(Records contained in a dataset)
____________
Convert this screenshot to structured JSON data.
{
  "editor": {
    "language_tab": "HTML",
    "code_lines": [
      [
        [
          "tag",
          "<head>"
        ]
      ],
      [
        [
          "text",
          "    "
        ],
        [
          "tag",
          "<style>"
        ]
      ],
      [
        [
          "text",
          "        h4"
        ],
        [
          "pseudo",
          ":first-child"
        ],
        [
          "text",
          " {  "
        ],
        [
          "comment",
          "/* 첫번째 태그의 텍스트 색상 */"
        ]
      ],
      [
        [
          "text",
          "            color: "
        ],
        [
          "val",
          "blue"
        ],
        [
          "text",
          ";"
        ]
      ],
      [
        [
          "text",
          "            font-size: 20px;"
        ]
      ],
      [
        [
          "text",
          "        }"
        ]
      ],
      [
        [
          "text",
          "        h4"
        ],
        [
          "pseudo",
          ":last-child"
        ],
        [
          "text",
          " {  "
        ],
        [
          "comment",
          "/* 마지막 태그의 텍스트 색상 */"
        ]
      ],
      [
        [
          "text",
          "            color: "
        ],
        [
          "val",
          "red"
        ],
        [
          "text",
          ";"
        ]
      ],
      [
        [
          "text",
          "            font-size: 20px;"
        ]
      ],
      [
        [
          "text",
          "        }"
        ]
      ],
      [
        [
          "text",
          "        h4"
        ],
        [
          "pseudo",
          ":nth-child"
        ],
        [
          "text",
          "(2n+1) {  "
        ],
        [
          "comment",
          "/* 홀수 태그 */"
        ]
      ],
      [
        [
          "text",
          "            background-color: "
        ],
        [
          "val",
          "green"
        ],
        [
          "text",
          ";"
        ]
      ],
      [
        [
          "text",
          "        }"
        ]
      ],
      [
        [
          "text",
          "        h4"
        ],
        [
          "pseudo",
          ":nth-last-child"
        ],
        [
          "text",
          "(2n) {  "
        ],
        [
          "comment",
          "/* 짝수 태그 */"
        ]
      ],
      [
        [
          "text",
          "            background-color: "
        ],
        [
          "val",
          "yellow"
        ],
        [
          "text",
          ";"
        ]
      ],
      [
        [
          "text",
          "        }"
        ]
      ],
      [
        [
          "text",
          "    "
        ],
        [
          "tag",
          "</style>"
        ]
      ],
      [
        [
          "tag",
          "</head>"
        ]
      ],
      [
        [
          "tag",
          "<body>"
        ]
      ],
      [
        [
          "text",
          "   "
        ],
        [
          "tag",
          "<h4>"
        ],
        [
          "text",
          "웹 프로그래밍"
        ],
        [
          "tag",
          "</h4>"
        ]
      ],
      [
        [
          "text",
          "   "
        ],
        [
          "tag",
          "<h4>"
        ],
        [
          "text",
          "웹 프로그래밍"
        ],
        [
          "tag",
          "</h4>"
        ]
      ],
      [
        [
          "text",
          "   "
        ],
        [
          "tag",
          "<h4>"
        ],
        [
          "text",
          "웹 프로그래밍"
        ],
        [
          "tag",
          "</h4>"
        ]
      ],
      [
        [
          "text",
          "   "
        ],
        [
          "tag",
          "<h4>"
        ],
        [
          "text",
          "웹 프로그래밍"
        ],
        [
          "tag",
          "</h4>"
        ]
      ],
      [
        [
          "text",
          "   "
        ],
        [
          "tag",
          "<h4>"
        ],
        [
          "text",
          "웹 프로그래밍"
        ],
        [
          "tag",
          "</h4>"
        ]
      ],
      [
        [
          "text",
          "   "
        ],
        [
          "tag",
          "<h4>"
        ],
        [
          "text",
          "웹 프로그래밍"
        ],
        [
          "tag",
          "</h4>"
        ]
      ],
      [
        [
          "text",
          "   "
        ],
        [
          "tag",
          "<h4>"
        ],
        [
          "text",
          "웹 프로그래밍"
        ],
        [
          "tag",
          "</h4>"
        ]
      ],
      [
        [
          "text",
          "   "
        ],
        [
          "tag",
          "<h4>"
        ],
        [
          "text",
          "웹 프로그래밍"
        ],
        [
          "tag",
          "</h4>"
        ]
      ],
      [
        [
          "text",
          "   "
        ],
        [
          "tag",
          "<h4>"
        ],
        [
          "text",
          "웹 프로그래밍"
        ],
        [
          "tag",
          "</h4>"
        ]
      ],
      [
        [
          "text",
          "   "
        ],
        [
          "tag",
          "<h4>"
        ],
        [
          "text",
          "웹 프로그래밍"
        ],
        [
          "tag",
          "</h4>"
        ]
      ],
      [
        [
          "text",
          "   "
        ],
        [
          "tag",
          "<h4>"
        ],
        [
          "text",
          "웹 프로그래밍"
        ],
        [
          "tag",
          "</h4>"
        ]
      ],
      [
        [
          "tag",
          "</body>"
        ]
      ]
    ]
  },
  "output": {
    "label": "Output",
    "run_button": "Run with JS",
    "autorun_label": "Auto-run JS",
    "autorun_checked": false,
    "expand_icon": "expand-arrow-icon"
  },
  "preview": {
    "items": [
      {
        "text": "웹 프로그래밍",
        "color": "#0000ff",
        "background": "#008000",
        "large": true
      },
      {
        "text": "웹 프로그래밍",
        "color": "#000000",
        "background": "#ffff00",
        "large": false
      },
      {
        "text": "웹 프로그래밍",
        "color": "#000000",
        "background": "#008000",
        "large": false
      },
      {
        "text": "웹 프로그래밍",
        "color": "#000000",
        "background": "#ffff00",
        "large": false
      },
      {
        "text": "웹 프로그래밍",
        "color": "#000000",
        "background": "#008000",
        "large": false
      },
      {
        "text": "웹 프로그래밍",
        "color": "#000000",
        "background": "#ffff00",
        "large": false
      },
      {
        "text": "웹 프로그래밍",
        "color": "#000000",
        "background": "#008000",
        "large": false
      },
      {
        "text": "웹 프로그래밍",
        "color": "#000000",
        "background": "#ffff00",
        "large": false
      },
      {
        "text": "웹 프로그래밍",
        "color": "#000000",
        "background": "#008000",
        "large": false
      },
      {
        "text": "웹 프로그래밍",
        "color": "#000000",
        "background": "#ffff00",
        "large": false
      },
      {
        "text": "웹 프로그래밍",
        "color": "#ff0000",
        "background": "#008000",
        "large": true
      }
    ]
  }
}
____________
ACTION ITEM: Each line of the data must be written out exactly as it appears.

ANSWER SECTION:
Convert this screenshot to structured JSON data.
{
  "editor": {
    "language_tab": "HTML",
    "code_lines": [
      [
        [
          "tag",
          "<head>"
        ]
      ],
      [
        [
          "text",
          "    "
        ],
        [
          "tag",
          "<style>"
        ]
      ],
      [
        [
          "text",
          "        h4"
        ],
        [
          "pseudo",
          ":first-child"
        ],
        [
          "text",
          " {  "
        ],
        [
          "comment",
          "/* 첫번째 태그의 텍스트 색상 */"
        ]
      ],
      [
        [
          "text",
          "            color: "
        ],
        [
          "val",
          "blue"
        ],
        [
          "text",
          ";"
        ]
      ],
      [
        [
          "text",
          "            font-size: 20px;"
        ]
      ],
      [
        [
          "text",
          "        }"
        ]
      ],
      [
        [
          "text",
          "        h4"
        ],
        [
          "pseudo",
          ":last-child"
        ],
        [
          "text",
          " {  "
        ],
        [
          "comment",
          "/* 마지막 태그의 텍스트 색상 */"
        ]
      ],
      [
        [
          "text",
          "            color: "
        ],
        [
          "val",
          "red"
        ],
        [
          "text",
          ";"
        ]
      ],
      [
        [
          "text",
          "            font-size: 20px;"
        ]
      ],
      [
        [
          "text",
          "        }"
        ]
      ],
      [
        [
          "text",
          "        h4"
        ],
        [
          "pseudo",
          ":nth-child"
        ],
        [
          "text",
          "(2n+1) {  "
        ],
        [
          "comment",
          "/* 홀수 태그 */"
        ]
      ],
      [
        [
          "text",
          "            background-color: "
        ],
        [
          "val",
          "green"
        ],
        [
          "text",
          ";"
        ]
      ],
      [
        [
          "text",
          "        }"
        ]
      ],
      [
        [
          "text",
          "        h4"
        ],
        [
          "pseudo",
          ":nth-last-child"
        ],
        [
          "text",
          "(2n) {  "
        ],
        [
          "comment",
          "/* 짝수 태그 */"
        ]
      ],
      [
        [
          "text",
          "            background-color: "
        ],
        [
          "val",
          "yellow"
        ],
        [
          "text",
          ";"
        ]
      ],
      [
        [
          "text",
          "        }"
        ]
      ],
      [
        [
          "text",
          "    "
        ],
        [
          "tag",
          "</style>"
        ]
      ],
      [
        [
          "tag",
          "</head>"
        ]
      ],
      [
        [
          "tag",
          "<body>"
        ]
      ],
      [
        [
          "text",
          "   "
        ],
        [
          "tag",
          "<h4>"
        ],
        [
          "text",
          "웹 프로그래밍"
        ],
        [
          "tag",
          "</h4>"
        ]
      ],
      [
        [
          "text",
          "   "
        ],
        [
          "tag",
          "<h4>"
        ],
        [
          "text",
          "웹 프로그래밍"
        ],
        [
          "tag",
          "</h4>"
        ]
      ],
      [
        [
          "text",
          "   "
        ],
        [
          "tag",
          "<h4>"
        ],
        [
          "text",
          "웹 프로그래밍"
        ],
        [
          "tag",
          "</h4>"
        ]
      ],
      [
        [
          "text",
          "   "
        ],
        [
          "tag",
          "<h4>"
        ],
        [
          "text",
          "웹 프로그래밍"
        ],
        [
          "tag",
          "</h4>"
        ]
      ],
      [
        [
          "text",
          "   "
        ],
        [
          "tag",
          "<h4>"
        ],
        [
          "text",
          "웹 프로그래밍"
        ],
        [
          "tag",
          "</h4>"
        ]
      ],
      [
        [
          "text",
          "   "
        ],
        [
          "tag",
          "<h4>"
        ],
        [
          "text",
          "웹 프로그래밍"
        ],
        [
          "tag",
          "</h4>"
        ]
      ],
      [
        [
          "text",
          "   "
        ],
        [
          "tag",
          "<h4>"
        ],
        [
          "text",
          "웹 프로그래밍"
        ],
        [
          "tag",
          "</h4>"
        ]
      ],
      [
        [
          "text",
          "   "
        ],
        [
          "tag",
          "<h4>"
        ],
        [
          "text",
          "웹 프로그래밍"
        ],
        [
          "tag",
          "</h4>"
        ]
      ],
      [
        [
          "text",
          "   "
        ],
        [
          "tag",
          "<h4>"
        ],
        [
          "text",
          "웹 프로그래밍"
        ],
        [
          "tag",
          "</h4>"
        ]
      ],
      [
        [
          "text",
          "   "
        ],
        [
          "tag",
          "<h4>"
        ],
        [
          "text",
          "웹 프로그래밍"
        ],
        [
          "tag",
          "</h4>"
        ]
      ],
      [
        [
          "text",
          "   "
        ],
        [
          "tag",
          "<h4>"
        ],
        [
          "text",
          "웹 프로그래밍"
        ],
        [
          "tag",
          "</h4>"
        ]
      ],
      [
        [
          "tag",
          "</body>"
        ]
      ]
    ]
  },
  "output": {
    "label": "Output",
    "run_button": "Run with JS",
    "autorun_label": "Auto-run JS",
    "autorun_checked": false,
    "expand_icon": "expand-arrow-icon"
  },
  "preview": {
    "items": [
      {
        "text": "웹 프로그래밍",
        "color": "#0000ff",
        "background": "#008000",
        "large": true
      },
      {
        "text": "웹 프로그래밍",
        "color": "#000000",
        "background": "#ffff00",
        "large": false
      },
      {
        "text": "웹 프로그래밍",
        "color": "#000000",
        "background": "#008000",
        "large": false
      },
      {
        "text": "웹 프로그래밍",
        "color": "#000000",
        "background": "#ffff00",
        "large": false
      },
      {
        "text": "웹 프로그래밍",
        "color": "#000000",
        "background": "#008000",
        "large": false
      },
      {
        "text": "웹 프로그래밍",
        "color": "#000000",
        "background": "#ffff00",
        "large": false
      },
      {
        "text": "웹 프로그래밍",
        "color": "#000000",
        "background": "#008000",
        "large": false
      },
      {
        "text": "웹 프로그래밍",
        "color": "#000000",
        "background": "#ffff00",
        "large": false
      },
      {
        "text": "웹 프로그래밍",
        "color": "#000000",
        "background": "#008000",
        "large": false
      },
      {
        "text": "웹 프로그래밍",
        "color": "#000000",
        "background": "#ffff00",
        "large": false
      },
      {
        "text": "웹 프로그래밍",
        "color": "#ff0000",
        "background": "#008000",
        "large": true
      }
    ]
  }
}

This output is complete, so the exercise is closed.